That’s right, I said “crap” in the title! And, yes, I’m gonna do some ranting. Let’s face it, “crap” is what Hallmark Channel gives us every holiday season with their Countdown to Christmas series, and it’s the type of crap that has been ripe for parody. Need proof? Well, let me present you as “Exhibit A” this skit from last night’s (December 14) Saturday Night Live featuring guest host Scarlett Johansson.
A couple of years ago, I had some fun (as did Saturday Night Live) at Hallmark Channel’s expense. It’s December if you haven’t noticed, meaning that network is now two months into their Countdown to Christmas movie extravaganza. And while the movie titles number in the several dozen (perhaps several hundred?), the whole block is the same old same-old: Charming setting, festive decorations everywhere, handsome male lead makes cute with pretty female lead… and little to no LGBT+ representation.
But if for one brief, shining moment, the thought of a slight change in that Countdown to Christmas formula was raised: Hallmark Channel CEO Bill Abbott, in a podcast talk with The Hollywood Reporter last month, indicated that the network was open to producing holiday movies with gay lead characters. Abbott’s passing statement resulted from the podcast’s hosts/interviewers challenging Abbott over Hallmark’s prioritizing content for a broad audience ahead of those that reflect the unique aspects of American society. Separately, Michelle Vicary, who heads the Hallmark-owned studio that produces these films for the network, indicated that they were “looking at pitches” for movies with LGBT+ characters.

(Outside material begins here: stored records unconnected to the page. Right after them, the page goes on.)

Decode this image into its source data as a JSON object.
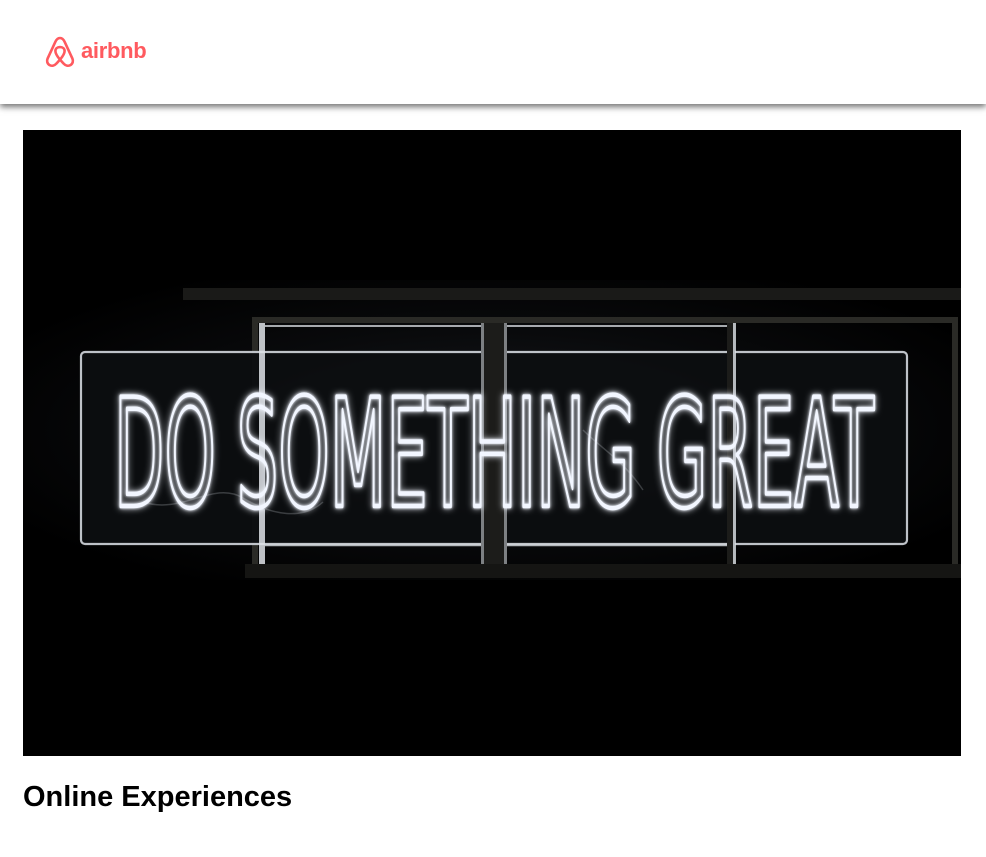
{
  "brand": {
    "name": "airbnb",
    "color": "#ff5a5f",
    "icon": "airbnb-belo-icon"
  },
  "hero": {
    "image_alt": "Neon sign reading DO SOMETHING GREAT",
    "neon_text": "DO SOMETHING GREAT",
    "neon_color": "#f2f6ff"
  },
  "card": {
    "title": "Online Experiences"
  }
}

One cannot… really, must not deny how significant the Stonewall riots really were. For sure, it helped propel the broad LGBT+ civil rights movement. But it wasn’t the first figurative match to be tossed. Far from it, really, as there were many other actions of rebellion, large and small, against anti-LGBT bigotry that occurred before that hot night 50 years ago this morning. (I touched on them in my previous post, which you should check out if you haven’t done so already.)
As well, one cannot go without appreciation toward all the men, women, and gender non-conforming who took stands for LGBT+ liberties before and after Stonewall. Even if they weren’t even alive when the riots occurred, they have never been afraid to say, “We’re here, we’re queer, and we can’t suffocate in the closet!”
As promised, here’s the second post where I wanted to discuss Memorial Day. Again, this is a day meant to pay tribute to those who died in service of the United States Armed Forces. If you’ve paid your own tasteful tribute today, even if it’s as simple as offering condolences or planting an American flag on a military member’s grave, good for you… for you understand the gravity of this solemn day.
Time to resurrect a recurring feature of this blog I call “Allison’s Word.” In the past, this feature has included a disembodied voice intruding my thoughts to you. However, said voice is sitting out this post, and instead I’ll share a couple of thoughts on my mind about an important subject for particular weekend:
If you’ve noticed on your calendar or in your nearest greeting card section or flower shop, Mother’s Day is taking place here in the United States this weekend. The day is, as its Wikipedia entry so eloquently puts it:
If you’ve ever perused that feed to the right of your screen, you’ve discovered that I am indeed on Flickr. And once or twice on this blog, I’ve opined of how Flickr can be a nice avenue to show off one’s outer beauty.